> [WHAT THE TASK ASKS] Copy every entry as is. Leave images out.
--- INPUT DATA Enclosed Below ---
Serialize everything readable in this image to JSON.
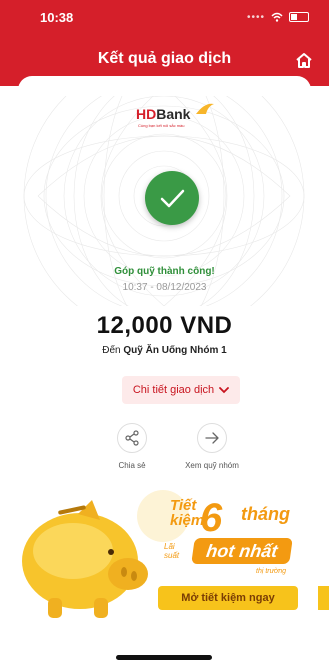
{
  "status_bar": {
    "time": "10:38"
  },
  "header": {
    "title": "Kết quả giao dịch"
  },
  "brand": {
    "logo_hd": "HD",
    "logo_bank": "Bank",
    "tagline": "Cùng bạn kết nối sắc màu",
    "color": "#d51f2a"
  },
  "result": {
    "status_text": "Góp quỹ thành công!",
    "timestamp": "10:37 - 08/12/2023",
    "amount": "12,000 VND",
    "destination_prefix": "Đến",
    "destination_name": "Quỹ Ăn Uống Nhóm 1",
    "success_color": "#3a9a46"
  },
  "buttons": {
    "detail_label": "Chi tiết giao dịch"
  },
  "actions": [
    {
      "label": "Chia sẻ",
      "icon": "share-icon"
    },
    {
      "label": "Xem quỹ nhóm",
      "icon": "arrow-right-icon"
    }
  ],
  "promo": {
    "line1": "Tiết",
    "line2": "kiệm",
    "number": "6",
    "unit": "tháng",
    "lai": "Lãi",
    "suat": "suất",
    "highlight": "hot nhất",
    "market": "thị trường",
    "cta": "Mở tiết kiệm ngay"
  }
}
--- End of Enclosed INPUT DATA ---
> [RESPONSE BOX]
Serialize everything readable in this image to JSON.
{
  "status_bar": {
    "time": "10:38"
  },
  "header": {
    "title": "Kết quả giao dịch"
  },
  "brand": {
    "logo_hd": "HD",
    "logo_bank": "Bank",
    "tagline": "Cùng bạn kết nối sắc màu",
    "color": "#d51f2a"
  },
  "result": {
    "status_text": "Góp quỹ thành công!",
    "timestamp": "10:37 - 08/12/2023",
    "amount": "12,000 VND",
    "destination_prefix": "Đến",
    "destination_name": "Quỹ Ăn Uống Nhóm 1",
    "success_color": "#3a9a46"
  },
  "buttons": {
    "detail_label": "Chi tiết giao dịch"
  },
  "actions": [
    {
      "label": "Chia sẻ",
      "icon": "share-icon"
    },
    {
      "label": "Xem quỹ nhóm",
      "icon": "arrow-right-icon"
    }
  ],
  "promo": {
    "line1": "Tiết",
    "line2": "kiệm",
    "number": "6",
    "unit": "tháng",
    "lai": "Lãi",
    "suat": "suất",
    "highlight": "hot nhất",
    "market": "thị trường",
    "cta": "Mở tiết kiệm ngay"
  }
}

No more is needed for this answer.